Throughout my career I have traveled a lot for business, and from the perspective of many of my business partners and co-workers over the years my choice of a plant based diet has been the object of much frustration.  Dining out is an integral part of business, especially when traveling.  For some reason, everyone I travel with gets overly concerned that wherever they choose to go eat there will be nothing for me on the menu and I will starve (or at least ruin the flow of their dining experience by having an empty plate while they feast on meat, cheese and other contraband).  I always try to assure them...  "Relax," I say. "Let's go wherever you want.  I can always find something to eat.  In fact, why don't we go to that great steakhouse you mentioned."   And I always do find something great (and vegan) to eat.  That's because I have learned how to make a good steakhouse a vegan's best friend...

A Good Chef Is Inherently Creative

Here's how I have enjoyed some of the best vegan dishes I've ever had at some of the finest steakhouses in the world.  It is simple, really.  I toss aside the menu and throw myself to the mercy of the chef.  My theory, already proven at countless restaurants all over the globe, is that cooking is a creative pursuit, and great chefs love to be creative and almost always rise to occasion when asked to create a masterpiece meal from limited ingredients.  Based on my own experiences, a great chef at a fine steakhouse is even more inclined to jump at the chance to be more creative than prepping the perfect rare or medium filet mignon, an act they repeat day after day, serving after serving.  So, when it is my turn to order, I put down the menu and simply say "I am vegan.  Please tell the chef they can prepare whatever they want for me, as long is it is vegan, and I will happily enjoy it."

What Happens Next...

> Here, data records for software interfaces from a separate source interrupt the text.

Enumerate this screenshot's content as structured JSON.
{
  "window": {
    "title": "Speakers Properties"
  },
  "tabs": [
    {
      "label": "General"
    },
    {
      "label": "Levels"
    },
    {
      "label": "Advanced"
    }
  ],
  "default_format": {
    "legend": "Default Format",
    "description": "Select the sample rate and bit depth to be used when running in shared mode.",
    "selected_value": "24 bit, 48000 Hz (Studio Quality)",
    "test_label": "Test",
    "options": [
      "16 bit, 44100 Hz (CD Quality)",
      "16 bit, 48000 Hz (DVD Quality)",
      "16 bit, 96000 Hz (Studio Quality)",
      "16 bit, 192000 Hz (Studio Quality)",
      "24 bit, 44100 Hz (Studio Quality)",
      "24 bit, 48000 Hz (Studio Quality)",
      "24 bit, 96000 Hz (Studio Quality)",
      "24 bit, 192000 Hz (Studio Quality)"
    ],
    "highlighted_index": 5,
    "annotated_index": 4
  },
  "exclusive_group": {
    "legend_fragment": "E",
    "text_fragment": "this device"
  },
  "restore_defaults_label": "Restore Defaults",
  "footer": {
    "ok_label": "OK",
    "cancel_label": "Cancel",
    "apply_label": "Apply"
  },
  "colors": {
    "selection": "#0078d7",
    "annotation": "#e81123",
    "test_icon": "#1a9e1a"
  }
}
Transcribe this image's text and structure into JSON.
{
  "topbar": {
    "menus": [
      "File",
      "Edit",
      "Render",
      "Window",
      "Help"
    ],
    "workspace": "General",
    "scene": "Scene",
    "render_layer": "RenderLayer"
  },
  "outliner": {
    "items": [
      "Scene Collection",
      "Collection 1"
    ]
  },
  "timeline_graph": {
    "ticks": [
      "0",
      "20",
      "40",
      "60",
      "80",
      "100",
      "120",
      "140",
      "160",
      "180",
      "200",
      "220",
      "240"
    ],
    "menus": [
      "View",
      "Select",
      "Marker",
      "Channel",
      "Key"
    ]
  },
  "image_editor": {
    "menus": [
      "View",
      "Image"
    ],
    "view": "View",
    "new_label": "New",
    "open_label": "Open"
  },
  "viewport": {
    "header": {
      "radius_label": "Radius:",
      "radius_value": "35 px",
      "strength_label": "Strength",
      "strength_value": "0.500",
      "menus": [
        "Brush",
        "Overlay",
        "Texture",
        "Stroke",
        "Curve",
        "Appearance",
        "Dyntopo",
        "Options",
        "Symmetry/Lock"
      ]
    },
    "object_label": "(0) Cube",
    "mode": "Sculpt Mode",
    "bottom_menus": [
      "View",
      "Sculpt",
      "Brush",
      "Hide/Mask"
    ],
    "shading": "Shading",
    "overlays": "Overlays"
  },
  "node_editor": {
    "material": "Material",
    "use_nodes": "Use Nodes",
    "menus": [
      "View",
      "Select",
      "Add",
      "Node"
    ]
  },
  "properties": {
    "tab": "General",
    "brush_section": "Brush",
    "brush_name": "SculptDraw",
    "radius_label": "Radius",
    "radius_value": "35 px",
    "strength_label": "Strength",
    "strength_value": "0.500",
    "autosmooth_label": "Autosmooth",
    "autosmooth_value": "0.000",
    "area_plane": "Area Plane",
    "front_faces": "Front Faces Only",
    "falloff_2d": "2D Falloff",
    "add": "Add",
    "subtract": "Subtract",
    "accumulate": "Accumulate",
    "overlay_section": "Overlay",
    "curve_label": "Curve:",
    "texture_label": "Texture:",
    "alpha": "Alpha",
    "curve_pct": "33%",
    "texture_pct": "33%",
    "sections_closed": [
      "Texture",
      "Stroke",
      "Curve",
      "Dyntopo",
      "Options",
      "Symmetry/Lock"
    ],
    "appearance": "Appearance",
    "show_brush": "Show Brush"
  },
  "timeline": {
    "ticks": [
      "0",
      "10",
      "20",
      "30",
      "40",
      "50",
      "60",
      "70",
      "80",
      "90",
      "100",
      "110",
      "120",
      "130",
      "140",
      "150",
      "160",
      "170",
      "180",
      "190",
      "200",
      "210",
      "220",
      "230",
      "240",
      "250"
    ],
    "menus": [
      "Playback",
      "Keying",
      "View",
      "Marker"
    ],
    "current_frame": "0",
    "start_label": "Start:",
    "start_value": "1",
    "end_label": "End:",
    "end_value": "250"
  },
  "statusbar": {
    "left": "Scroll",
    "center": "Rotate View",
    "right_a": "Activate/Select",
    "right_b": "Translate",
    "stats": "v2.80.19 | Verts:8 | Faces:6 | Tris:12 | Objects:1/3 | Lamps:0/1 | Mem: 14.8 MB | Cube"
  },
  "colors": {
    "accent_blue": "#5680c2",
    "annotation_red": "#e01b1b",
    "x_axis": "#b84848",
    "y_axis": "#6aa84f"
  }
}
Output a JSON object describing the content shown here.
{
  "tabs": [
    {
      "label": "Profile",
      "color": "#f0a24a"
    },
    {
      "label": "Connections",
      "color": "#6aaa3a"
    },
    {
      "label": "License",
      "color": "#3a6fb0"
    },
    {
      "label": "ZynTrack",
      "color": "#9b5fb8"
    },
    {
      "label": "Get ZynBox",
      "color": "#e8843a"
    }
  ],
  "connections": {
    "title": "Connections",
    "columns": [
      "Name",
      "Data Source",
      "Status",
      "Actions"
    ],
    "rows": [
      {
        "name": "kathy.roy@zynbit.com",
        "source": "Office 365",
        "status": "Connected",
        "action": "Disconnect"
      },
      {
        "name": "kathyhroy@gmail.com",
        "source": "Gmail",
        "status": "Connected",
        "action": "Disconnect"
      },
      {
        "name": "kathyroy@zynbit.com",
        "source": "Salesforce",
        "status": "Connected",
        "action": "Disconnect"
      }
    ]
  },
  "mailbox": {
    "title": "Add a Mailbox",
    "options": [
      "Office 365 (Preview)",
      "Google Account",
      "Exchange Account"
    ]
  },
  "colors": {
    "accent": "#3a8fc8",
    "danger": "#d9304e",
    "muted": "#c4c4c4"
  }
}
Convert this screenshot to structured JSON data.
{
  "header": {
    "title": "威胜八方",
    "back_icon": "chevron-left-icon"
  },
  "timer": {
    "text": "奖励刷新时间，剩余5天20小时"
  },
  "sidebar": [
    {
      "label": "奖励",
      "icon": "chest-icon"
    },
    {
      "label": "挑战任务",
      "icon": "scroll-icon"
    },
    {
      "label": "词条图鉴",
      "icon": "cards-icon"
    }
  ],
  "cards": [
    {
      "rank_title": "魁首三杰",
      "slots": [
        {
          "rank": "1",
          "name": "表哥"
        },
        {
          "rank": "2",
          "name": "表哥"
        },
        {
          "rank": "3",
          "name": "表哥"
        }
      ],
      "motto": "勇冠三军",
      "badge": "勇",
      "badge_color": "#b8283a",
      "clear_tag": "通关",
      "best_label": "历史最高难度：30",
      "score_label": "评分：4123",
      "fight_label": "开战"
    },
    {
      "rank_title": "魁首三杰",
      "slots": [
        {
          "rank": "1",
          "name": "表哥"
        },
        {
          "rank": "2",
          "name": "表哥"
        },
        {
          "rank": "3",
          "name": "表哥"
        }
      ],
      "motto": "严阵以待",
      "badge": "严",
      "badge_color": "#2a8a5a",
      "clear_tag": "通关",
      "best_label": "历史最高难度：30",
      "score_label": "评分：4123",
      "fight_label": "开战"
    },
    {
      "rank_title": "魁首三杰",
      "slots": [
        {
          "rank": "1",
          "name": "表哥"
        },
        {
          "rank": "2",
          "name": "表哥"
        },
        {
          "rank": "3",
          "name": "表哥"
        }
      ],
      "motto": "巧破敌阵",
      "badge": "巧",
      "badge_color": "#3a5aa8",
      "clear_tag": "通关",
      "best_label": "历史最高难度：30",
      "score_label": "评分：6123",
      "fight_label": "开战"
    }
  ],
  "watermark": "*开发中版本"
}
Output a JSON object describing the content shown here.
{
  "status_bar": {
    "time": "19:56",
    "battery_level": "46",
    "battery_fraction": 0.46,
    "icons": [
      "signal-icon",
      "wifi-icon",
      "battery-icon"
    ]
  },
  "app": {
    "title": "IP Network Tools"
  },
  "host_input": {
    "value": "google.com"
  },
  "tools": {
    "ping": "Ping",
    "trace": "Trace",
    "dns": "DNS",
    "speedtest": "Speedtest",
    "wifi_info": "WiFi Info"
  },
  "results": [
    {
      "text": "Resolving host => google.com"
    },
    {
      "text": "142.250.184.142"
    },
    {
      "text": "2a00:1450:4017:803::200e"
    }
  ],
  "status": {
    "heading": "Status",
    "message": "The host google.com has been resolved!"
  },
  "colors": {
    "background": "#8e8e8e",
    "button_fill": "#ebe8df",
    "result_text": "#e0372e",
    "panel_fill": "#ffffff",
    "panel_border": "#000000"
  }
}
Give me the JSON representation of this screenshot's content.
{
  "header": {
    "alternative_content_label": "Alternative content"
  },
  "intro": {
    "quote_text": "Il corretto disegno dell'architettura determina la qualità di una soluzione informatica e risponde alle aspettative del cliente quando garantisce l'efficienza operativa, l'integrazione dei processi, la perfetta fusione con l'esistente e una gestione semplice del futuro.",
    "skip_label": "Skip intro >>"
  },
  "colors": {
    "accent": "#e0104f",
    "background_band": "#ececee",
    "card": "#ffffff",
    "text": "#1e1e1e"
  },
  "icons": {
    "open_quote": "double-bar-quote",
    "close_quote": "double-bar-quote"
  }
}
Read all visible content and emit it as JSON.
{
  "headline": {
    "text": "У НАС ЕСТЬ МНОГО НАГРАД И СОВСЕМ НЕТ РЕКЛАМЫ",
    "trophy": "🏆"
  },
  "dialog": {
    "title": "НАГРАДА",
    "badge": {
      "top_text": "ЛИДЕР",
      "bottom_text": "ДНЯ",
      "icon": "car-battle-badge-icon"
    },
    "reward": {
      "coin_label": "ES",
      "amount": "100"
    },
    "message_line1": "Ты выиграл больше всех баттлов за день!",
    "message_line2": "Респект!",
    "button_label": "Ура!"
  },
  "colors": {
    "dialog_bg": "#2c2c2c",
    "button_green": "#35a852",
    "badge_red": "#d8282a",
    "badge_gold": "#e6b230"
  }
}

Occasionally I will get a question or two.  Are there certain vegetables you don't like?  What about rice, couscous or quinoa?  I always reply, "Whatever the chef wants to prepare is fine.  I'll trust them."  And this simple process has led to absolutely delicious and beautifully prepared and presented off-menu vegan dishes that have delighted my palate and surprised my dining partners time and time again.  Even better, more often than not, the chef themselves will come out from the kitchen and visit my table to see what I thought of their vegan creation, giving me a chance to thank them in person for   a delicious meal (and always impressing the rest of the guests at the table).  Good times.

Some Examples

So there you have it.  That's why I have come to believe that a good steakhouse is a vegan's best friend.  As I've tested this theory during my travels, I often will post a picture of particularly impressive vegan dishes I am served.  In the video below I've compiled all my Instagram "food related" posts from 2014.  Enjoy!

I'd love to hear from other vegetarians and vegans.  If you have similar tips and tricks for getting a great meal from a "regular" restaurant, please share them in the comments.  Bon Appetit!